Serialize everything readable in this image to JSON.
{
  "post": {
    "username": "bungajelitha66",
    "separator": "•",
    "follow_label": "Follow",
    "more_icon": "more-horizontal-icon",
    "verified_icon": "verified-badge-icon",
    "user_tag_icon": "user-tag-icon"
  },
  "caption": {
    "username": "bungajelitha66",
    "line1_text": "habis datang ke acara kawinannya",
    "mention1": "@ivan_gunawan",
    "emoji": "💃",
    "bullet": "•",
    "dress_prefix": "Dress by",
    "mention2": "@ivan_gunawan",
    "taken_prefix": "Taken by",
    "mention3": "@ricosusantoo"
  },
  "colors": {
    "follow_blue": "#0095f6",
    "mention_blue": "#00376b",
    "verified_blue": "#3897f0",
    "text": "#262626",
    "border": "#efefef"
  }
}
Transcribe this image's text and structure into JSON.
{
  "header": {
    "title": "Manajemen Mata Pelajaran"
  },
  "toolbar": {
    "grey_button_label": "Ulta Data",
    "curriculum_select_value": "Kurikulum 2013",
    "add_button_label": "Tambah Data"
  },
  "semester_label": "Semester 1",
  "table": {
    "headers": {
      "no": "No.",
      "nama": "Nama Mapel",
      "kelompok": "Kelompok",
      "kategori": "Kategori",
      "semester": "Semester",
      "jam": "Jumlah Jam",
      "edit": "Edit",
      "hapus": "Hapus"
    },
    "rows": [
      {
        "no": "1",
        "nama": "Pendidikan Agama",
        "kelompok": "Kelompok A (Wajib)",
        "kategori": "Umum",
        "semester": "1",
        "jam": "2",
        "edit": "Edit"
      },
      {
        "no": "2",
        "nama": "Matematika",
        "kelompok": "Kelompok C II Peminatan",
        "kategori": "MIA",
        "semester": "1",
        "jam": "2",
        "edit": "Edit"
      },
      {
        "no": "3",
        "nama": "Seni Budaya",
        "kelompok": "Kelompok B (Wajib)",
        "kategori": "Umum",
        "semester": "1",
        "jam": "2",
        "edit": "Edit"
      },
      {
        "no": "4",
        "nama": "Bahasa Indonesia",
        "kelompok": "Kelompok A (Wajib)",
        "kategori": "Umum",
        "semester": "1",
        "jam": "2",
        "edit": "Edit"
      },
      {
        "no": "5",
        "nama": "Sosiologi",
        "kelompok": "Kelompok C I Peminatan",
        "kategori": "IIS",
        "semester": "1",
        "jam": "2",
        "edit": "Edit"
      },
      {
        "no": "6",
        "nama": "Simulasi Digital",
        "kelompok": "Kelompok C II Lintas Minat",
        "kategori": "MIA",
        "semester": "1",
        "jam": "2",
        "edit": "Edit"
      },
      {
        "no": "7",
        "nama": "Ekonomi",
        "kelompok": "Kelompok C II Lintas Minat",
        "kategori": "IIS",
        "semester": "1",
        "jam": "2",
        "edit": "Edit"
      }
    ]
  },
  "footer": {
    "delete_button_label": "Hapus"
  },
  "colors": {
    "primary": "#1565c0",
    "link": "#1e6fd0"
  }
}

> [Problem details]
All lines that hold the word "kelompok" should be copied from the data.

> [Answer space]
      "kelompok": "Kelompok",
        "kelompok": "Kelompok A (Wajib)",
        "kelompok": "Kelompok C II Peminatan",
        "kelompok": "Kelompok B (Wajib)",
        "kelompok": "Kelompok A (Wajib)",
        "kelompok": "Kelompok C I Peminatan",
        "kelompok": "Kelompok C II Lintas Minat",
        "kelompok": "Kelompok C II Lintas Minat",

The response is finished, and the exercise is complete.